- _Listed records_
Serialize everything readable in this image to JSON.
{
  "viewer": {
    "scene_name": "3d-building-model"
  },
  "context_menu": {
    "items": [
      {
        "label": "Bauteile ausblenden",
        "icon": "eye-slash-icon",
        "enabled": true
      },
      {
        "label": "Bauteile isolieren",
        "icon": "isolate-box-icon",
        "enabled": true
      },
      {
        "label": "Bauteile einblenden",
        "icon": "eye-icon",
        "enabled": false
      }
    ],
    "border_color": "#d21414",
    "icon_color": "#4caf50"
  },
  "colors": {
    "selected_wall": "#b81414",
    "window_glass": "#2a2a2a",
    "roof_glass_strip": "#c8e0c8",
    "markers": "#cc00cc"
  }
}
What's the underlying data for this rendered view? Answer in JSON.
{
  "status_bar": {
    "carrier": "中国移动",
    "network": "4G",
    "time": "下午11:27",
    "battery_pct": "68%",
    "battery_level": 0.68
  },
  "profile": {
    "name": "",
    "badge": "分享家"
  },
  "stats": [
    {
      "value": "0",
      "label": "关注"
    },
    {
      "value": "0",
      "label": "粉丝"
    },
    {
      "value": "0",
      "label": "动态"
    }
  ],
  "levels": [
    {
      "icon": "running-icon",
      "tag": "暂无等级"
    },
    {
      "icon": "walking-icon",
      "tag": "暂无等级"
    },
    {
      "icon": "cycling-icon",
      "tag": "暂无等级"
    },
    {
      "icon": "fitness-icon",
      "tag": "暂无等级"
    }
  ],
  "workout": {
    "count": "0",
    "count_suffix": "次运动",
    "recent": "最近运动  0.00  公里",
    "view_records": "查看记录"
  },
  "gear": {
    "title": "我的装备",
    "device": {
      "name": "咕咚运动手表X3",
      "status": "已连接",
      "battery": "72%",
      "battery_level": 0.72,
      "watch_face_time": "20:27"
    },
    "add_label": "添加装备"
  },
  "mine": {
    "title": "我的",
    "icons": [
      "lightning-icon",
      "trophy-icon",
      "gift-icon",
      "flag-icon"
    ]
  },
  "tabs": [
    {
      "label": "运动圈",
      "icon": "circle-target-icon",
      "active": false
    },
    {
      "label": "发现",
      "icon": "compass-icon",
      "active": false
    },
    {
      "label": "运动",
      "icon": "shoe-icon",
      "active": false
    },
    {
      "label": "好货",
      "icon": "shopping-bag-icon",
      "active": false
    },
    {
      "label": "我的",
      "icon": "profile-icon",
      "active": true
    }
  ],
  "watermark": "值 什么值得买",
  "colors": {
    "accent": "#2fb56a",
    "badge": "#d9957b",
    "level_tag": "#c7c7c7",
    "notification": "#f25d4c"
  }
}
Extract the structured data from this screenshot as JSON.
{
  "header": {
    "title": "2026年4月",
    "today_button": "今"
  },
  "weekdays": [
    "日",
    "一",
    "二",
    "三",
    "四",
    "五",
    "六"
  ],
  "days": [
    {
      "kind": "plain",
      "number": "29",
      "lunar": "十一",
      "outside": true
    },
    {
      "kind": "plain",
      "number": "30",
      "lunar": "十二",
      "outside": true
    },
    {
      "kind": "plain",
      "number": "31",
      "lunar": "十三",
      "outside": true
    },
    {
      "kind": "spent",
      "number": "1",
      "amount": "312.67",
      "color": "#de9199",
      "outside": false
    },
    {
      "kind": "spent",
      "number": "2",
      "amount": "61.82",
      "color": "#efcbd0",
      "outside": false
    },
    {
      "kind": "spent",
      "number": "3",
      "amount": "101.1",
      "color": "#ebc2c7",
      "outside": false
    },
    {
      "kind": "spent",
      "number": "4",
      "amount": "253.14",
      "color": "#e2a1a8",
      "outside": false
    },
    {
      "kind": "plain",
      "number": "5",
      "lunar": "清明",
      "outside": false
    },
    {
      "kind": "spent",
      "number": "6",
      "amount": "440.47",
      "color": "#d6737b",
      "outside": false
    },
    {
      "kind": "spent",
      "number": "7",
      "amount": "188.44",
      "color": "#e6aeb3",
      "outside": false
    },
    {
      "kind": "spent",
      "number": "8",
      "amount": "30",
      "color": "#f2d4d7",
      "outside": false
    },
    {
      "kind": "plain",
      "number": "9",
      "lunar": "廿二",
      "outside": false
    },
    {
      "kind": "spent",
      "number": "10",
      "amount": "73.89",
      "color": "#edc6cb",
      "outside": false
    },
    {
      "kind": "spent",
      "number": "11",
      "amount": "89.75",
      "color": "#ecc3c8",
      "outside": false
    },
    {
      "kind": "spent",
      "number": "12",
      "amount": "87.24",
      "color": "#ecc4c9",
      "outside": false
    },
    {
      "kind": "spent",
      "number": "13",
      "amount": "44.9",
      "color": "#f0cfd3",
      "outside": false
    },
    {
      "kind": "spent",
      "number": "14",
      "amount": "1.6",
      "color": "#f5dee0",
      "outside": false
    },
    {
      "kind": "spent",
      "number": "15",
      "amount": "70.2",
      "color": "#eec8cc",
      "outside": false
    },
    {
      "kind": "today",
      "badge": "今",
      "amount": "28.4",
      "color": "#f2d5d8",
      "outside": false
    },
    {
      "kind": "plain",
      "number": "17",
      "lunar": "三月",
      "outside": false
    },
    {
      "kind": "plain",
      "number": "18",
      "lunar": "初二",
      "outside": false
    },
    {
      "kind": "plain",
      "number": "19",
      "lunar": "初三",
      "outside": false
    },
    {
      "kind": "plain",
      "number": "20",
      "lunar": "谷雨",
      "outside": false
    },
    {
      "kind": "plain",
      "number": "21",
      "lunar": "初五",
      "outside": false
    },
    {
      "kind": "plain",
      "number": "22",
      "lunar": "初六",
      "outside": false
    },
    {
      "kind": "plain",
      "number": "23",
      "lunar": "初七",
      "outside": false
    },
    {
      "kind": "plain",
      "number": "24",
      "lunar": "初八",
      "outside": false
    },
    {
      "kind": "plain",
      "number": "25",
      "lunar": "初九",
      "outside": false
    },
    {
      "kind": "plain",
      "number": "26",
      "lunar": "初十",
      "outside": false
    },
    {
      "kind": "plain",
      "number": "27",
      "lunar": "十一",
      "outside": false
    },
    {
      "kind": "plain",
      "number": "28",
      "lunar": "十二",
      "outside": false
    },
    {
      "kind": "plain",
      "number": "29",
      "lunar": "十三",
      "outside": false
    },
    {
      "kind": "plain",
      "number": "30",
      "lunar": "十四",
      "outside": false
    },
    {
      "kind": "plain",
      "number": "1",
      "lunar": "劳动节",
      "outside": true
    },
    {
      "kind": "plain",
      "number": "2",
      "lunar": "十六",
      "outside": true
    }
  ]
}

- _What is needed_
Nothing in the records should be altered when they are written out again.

- _Task output_
Serialize everything readable in this image to JSON.
{
  "viewer": {
    "scene_name": "3d-building-model"
  },
  "context_menu": {
    "items": [
      {
        "label": "Bauteile ausblenden",
        "icon": "eye-slash-icon",
        "enabled": true
      },
      {
        "label": "Bauteile isolieren",
        "icon": "isolate-box-icon",
        "enabled": true
      },
      {
        "label": "Bauteile einblenden",
        "icon": "eye-icon",
        "enabled": false
      }
    ],
    "border_color": "#d21414",
    "icon_color": "#4caf50"
  },
  "colors": {
    "selected_wall": "#b81414",
    "window_glass": "#2a2a2a",
    "roof_glass_strip": "#c8e0c8",
    "markers": "#cc00cc"
  }
}
What's the underlying data for this rendered view? Answer in JSON.
{
  "status_bar": {
    "carrier": "中国移动",
    "network": "4G",
    "time": "下午11:27",
    "battery_pct": "68%",
    "battery_level": 0.68
  },
  "profile": {
    "name": "",
    "badge": "分享家"
  },
  "stats": [
    {
      "value": "0",
      "label": "关注"
    },
    {
      "value": "0",
      "label": "粉丝"
    },
    {
      "value": "0",
      "label": "动态"
    }
  ],
  "levels": [
    {
      "icon": "running-icon",
      "tag": "暂无等级"
    },
    {
      "icon": "walking-icon",
      "tag": "暂无等级"
    },
    {
      "icon": "cycling-icon",
      "tag": "暂无等级"
    },
    {
      "icon": "fitness-icon",
      "tag": "暂无等级"
    }
  ],
  "workout": {
    "count": "0",
    "count_suffix": "次运动",
    "recent": "最近运动  0.00  公里",
    "view_records": "查看记录"
  },
  "gear": {
    "title": "我的装备",
    "device": {
      "name": "咕咚运动手表X3",
      "status": "已连接",
      "battery": "72%",
      "battery_level": 0.72,
      "watch_face_time": "20:27"
    },
    "add_label": "添加装备"
  },
  "mine": {
    "title": "我的",
    "icons": [
      "lightning-icon",
      "trophy-icon",
      "gift-icon",
      "flag-icon"
    ]
  },
  "tabs": [
    {
      "label": "运动圈",
      "icon": "circle-target-icon",
      "active": false
    },
    {
      "label": "发现",
      "icon": "compass-icon",
      "active": false
    },
    {
      "label": "运动",
      "icon": "shoe-icon",
      "active": false
    },
    {
      "label": "好货",
      "icon": "shopping-bag-icon",
      "active": false
    },
    {
      "label": "我的",
      "icon": "profile-icon",
      "active": true
    }
  ],
  "watermark": "值 什么值得买",
  "colors": {
    "accent": "#2fb56a",
    "badge": "#d9957b",
    "level_tag": "#c7c7c7",
    "notification": "#f25d4c"
  }
}
Extract the structured data from this screenshot as JSON.
{
  "header": {
    "title": "2026年4月",
    "today_button": "今"
  },
  "weekdays": [
    "日",
    "一",
    "二",
    "三",
    "四",
    "五",
    "六"
  ],
  "days": [
    {
      "kind": "plain",
      "number": "29",
      "lunar": "十一",
      "outside": true
    },
    {
      "kind": "plain",
      "number": "30",
      "lunar": "十二",
      "outside": true
    },
    {
      "kind": "plain",
      "number": "31",
      "lunar": "十三",
      "outside": true
    },
    {
      "kind": "spent",
      "number": "1",
      "amount": "312.67",
      "color": "#de9199",
      "outside": false
    },
    {
      "kind": "spent",
      "number": "2",
      "amount": "61.82",
      "color": "#efcbd0",
      "outside": false
    },
    {
      "kind": "spent",
      "number": "3",
      "amount": "101.1",
      "color": "#ebc2c7",
      "outside": false
    },
    {
      "kind": "spent",
      "number": "4",
      "amount": "253.14",
      "color": "#e2a1a8",
      "outside": false
    },
    {
      "kind": "plain",
      "number": "5",
      "lunar": "清明",
      "outside": false
    },
    {
      "kind": "spent",
      "number": "6",
      "amount": "440.47",
      "color": "#d6737b",
      "outside": false
    },
    {
      "kind": "spent",
      "number": "7",
      "amount": "188.44",
      "color": "#e6aeb3",
      "outside": false
    },
    {
      "kind": "spent",
      "number": "8",
      "amount": "30",
      "color": "#f2d4d7",
      "outside": false
    },
    {
      "kind": "plain",
      "number": "9",
      "lunar": "廿二",
      "outside": false
    },
    {
      "kind": "spent",
      "number": "10",
      "amount": "73.89",
      "color": "#edc6cb",
      "outside": false
    },
    {
      "kind": "spent",
      "number": "11",
      "amount": "89.75",
      "color": "#ecc3c8",
      "outside": false
    },
    {
      "kind": "spent",
      "number": "12",
      "amount": "87.24",
      "color": "#ecc4c9",
      "outside": false
    },
    {
      "kind": "spent",
      "number": "13",
      "amount": "44.9",
      "color": "#f0cfd3",
      "outside": false
    },
    {
      "kind": "spent",
      "number": "14",
      "amount": "1.6",
      "color": "#f5dee0",
      "outside": false
    },
    {
      "kind": "spent",
      "number": "15",
      "amount": "70.2",
      "color": "#eec8cc",
      "outside": false
    },
    {
      "kind": "today",
      "badge": "今",
      "amount": "28.4",
      "color": "#f2d5d8",
      "outside": false
    },
    {
      "kind": "plain",
      "number": "17",
      "lunar": "三月",
      "outside": false
    },
    {
      "kind": "plain",
      "number": "18",
      "lunar": "初二",
      "outside": false
    },
    {
      "kind": "plain",
      "number": "19",
      "lunar": "初三",
      "outside": false
    },
    {
      "kind": "plain",
      "number": "20",
      "lunar": "谷雨",
      "outside": false
    },
    {
      "kind": "plain",
      "number": "21",
      "lunar": "初五",
      "outside": false
    },
    {
      "kind": "plain",
      "number": "22",
      "lunar": "初六",
      "outside": false
    },
    {
      "kind": "plain",
      "number": "23",
      "lunar": "初七",
      "outside": false
    },
    {
      "kind": "plain",
      "number": "24",
      "lunar": "初八",
      "outside": false
    },
    {
      "kind": "plain",
      "number": "25",
      "lunar": "初九",
      "outside": false
    },
    {
      "kind": "plain",
      "number": "26",
      "lunar": "初十",
      "outside": false
    },
    {
      "kind": "plain",
      "number": "27",
      "lunar": "十一",
      "outside": false
    },
    {
      "kind": "plain",
      "number": "28",
      "lunar": "十二",
      "outside": false
    },
    {
      "kind": "plain",
      "number": "29",
      "lunar": "十三",
      "outside": false
    },
    {
      "kind": "plain",
      "number": "30",
      "lunar": "十四",
      "outside": false
    },
    {
      "kind": "plain",
      "number": "1",
      "lunar": "劳动节",
      "outside": true
    },
    {
      "kind": "plain",
      "number": "2",
      "lunar": "十六",
      "outside": true
    }
  ]
}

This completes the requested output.